“We’re going to (South) Africa,” Harbaugh said in a radio interview with WTKA-AM in Ann Arbor, according to The Detroit Free Press. “We’re going to Johannesburg and Cape Town and we’re going to do a safari. How about that? How about a safari?”

This spring, Michigan visited Paris. Last year, the team took a trip to Rome. This all started becoming a thing after opposing football coaches in the south caused an uproar over Michigan packing up the program and heading to Clearwater for some spring football practices.

Each of the past two trips for Michigan have been covered by donations from some big-money donors to the program. Activision Blizzard CEO Bobby Kotick and The Graham Group founder Don Graham split the bill for Michigan’s trip to Paris this spring. Kotick also took up the expenses for Michigan’s trip to Rome in 2017. It is unknown how Michigan is covering the pending expense of a trip to South Africa at this time, but if donors with deep pockets keep taking care of the charges, there is no reason not to take advantage of the travel opportunities.

In the meantime, Harbaugh has plenty of time to pick out a good safari hat to go with his finest pairs of khaki pants.
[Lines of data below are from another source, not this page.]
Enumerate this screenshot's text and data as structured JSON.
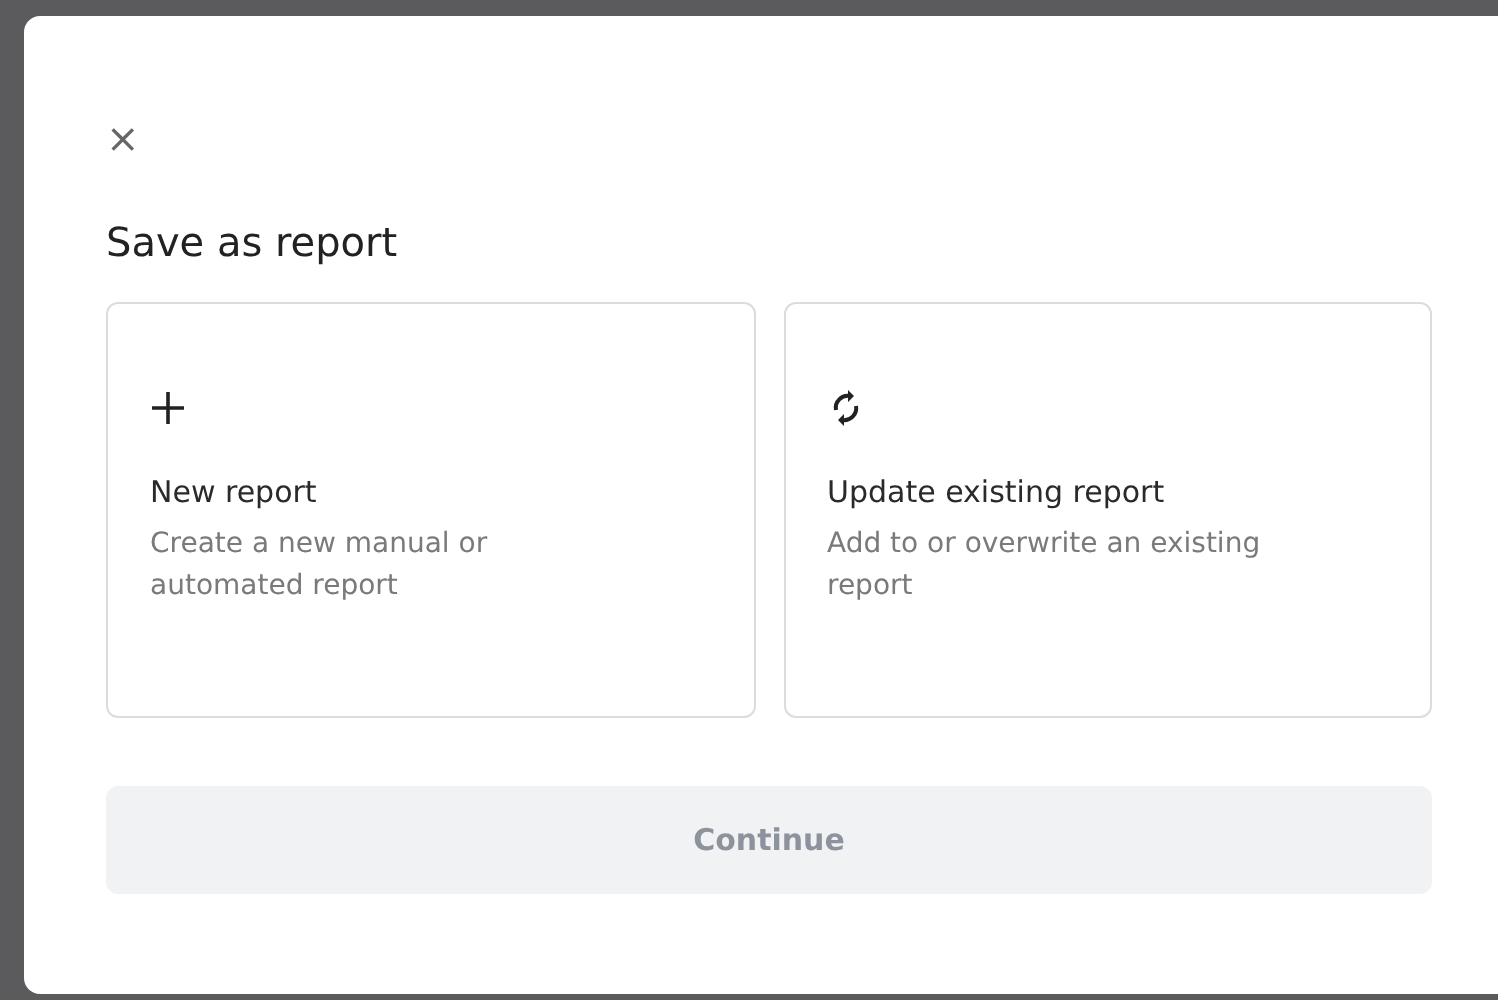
{
  "dialog": {
    "close_label": "×",
    "title": "Save as report",
    "options": [
      {
        "kind": "new",
        "title": "New report",
        "description": "Create a new manual or automated report",
        "selected": false
      },
      {
        "kind": "update",
        "title": "Update existing report",
        "description": "Add to or overwrite an existing report",
        "selected": false
      }
    ],
    "continue_button": {
      "label": "Continue",
      "disabled": true
    }
  }
}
Of course, he’ll probably stick to the blue Michigan cap to keep with his style abroad.